The Norks have maintained a state-sponsored Linux distro – RedStar Linux – since 2010. The earliest version looked like a fairly stock KDE desktop Linux, for its time. But with the new version 3.0, Pyongyang's OS has taken on a decidedly Cupertinian flair.
As shown in screenshots gathered by web hacker Will Scott – who spent last autumn teaching computer science in Pyongyang – a few vestiges of the earlier RedStar UI remain, but most of it has been scrubbed and polished to look remarkably like OS X.
A view of the desktop shows system menus across the top of the screen, Mac-style, along with an application launcher at the bottom of the screen that resembles the OS X Dock.
Windows in RedStar 3.0 borrow the Finder's brushed-metal look, and its icons and controls borrow liberally from Apple too, albeit with some variations. The buttons to close, minimize, and zoom the windows are rounded squares instead of circles, for example, and in place of the Apple logo it has (naturally) a red star.
RedStar's boot screen is a bit gaudier than that of OS X, in that it shows you an illustration of a computer. But curiously enough, the machine pictured resembles nothing so much as an early Intel-processor iMac, back when iMacs still came with optical drives.
Not that we're accusing North Korea of ripping anything off, mind you. According to his official biography [PDF], the Democratic Republic's former Leader Kim Jong-il spearheaded a technological revolution that enriched every North Korean with a "good knowledge of science and technology." And his youthful successor, Kim Jong-un, is of the Millennial Generation, born during the early PC era.
Where are you?
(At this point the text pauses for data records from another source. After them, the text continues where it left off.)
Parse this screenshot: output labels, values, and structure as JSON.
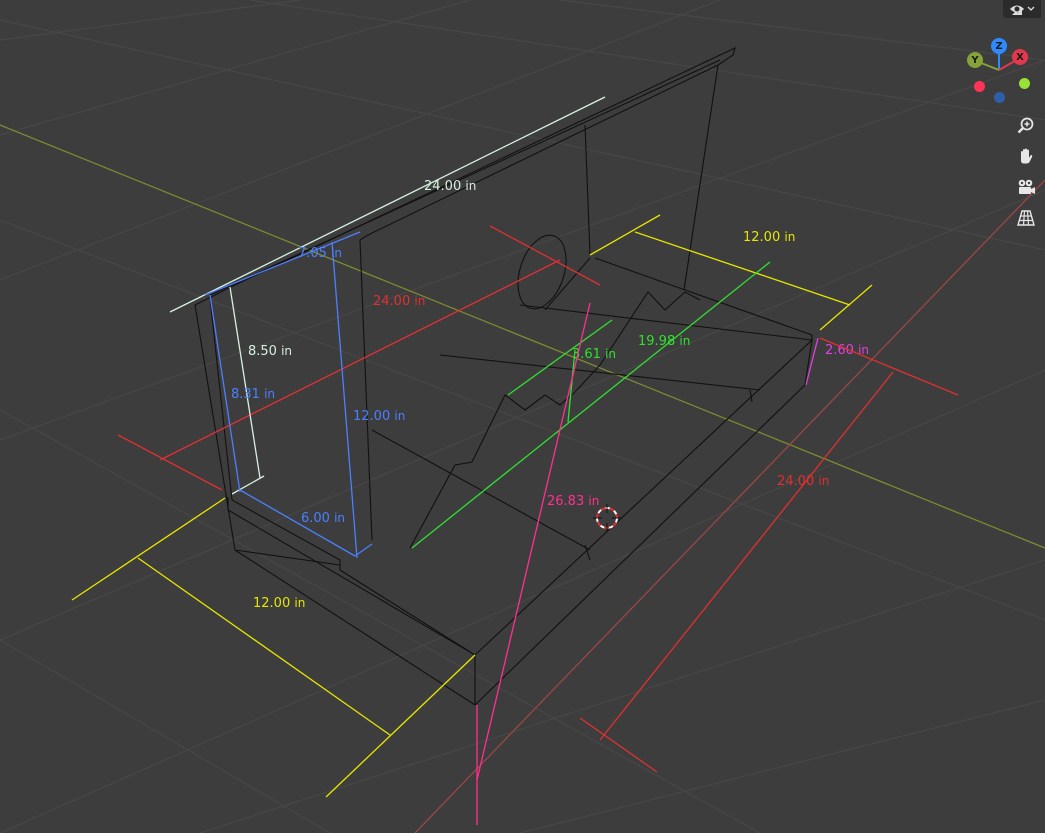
{
  "viewport": {
    "background": "#3d3d3d",
    "grid_color": "#474747",
    "axis_x_color": "#9a4646",
    "axis_y_color": "#7a8a30"
  },
  "dimensions": [
    {
      "id": "roof-length",
      "value": "24.00",
      "unit": "in",
      "color": "#d8f0e0"
    },
    {
      "id": "roof-slope-blue",
      "value": "7.05",
      "unit": "in",
      "color": "#4a80ff"
    },
    {
      "id": "depth-red",
      "value": "24.00",
      "unit": "in",
      "color": "#e03030"
    },
    {
      "id": "top-width-yellow",
      "value": "12.00",
      "unit": "in",
      "color": "#e6e600"
    },
    {
      "id": "wall-height-white",
      "value": "8.50",
      "unit": "in",
      "color": "#d8f0e0"
    },
    {
      "id": "wall-height-blue",
      "value": "8.31",
      "unit": "in",
      "color": "#4a80ff"
    },
    {
      "id": "back-height-blue",
      "value": "12.00",
      "unit": "in",
      "color": "#4a80ff"
    },
    {
      "id": "bottom-blue",
      "value": "6.00",
      "unit": "in",
      "color": "#4a80ff"
    },
    {
      "id": "stair-rise-green",
      "value": "3.61",
      "unit": "in",
      "color": "#30e030"
    },
    {
      "id": "stair-length-green",
      "value": "19.98",
      "unit": "in",
      "color": "#30e030"
    },
    {
      "id": "side-height-magenta",
      "value": "2.60",
      "unit": "in",
      "color": "#e040e0"
    },
    {
      "id": "diagonal-pink",
      "value": "26.83",
      "unit": "in",
      "color": "#ff3090"
    },
    {
      "id": "side-length-red",
      "value": "24.00",
      "unit": "in",
      "color": "#e03030"
    },
    {
      "id": "front-width-yellow",
      "value": "12.00",
      "unit": "in",
      "color": "#e6e600"
    }
  ],
  "gizmo": {
    "z_label": "Z",
    "y_label": "Y",
    "x_label": "X",
    "z_color": "#2e8bff",
    "y_color": "#86a33a",
    "x_color": "#e0394d",
    "neg_x_color": "#ff3355",
    "neg_y_color": "#9be036",
    "neg_z_color": "#2f5fa8"
  },
  "navigation": {
    "buttons": [
      {
        "name": "zoom-button",
        "icon": "magnifier-plus-icon"
      },
      {
        "name": "pan-button",
        "icon": "hand-icon"
      },
      {
        "name": "camera-view-button",
        "icon": "camera-icon"
      },
      {
        "name": "perspective-toggle-button",
        "icon": "grid-perspective-icon"
      }
    ]
  },
  "visibility": {
    "icon": "eye-icon",
    "dropdown_icon": "chevron-down-icon"
  }
}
If not in North Korea, remain where you are and wait for instructions (click to enlarge)
As far as we know, however, Pyongyang doesn't bother to distribute the source code to RedStar, which presents some license-violation issues – but we'll leave the international trade disputes to President Obama and his diplomats. ®
Sponsored: Today’s most dangerous security threats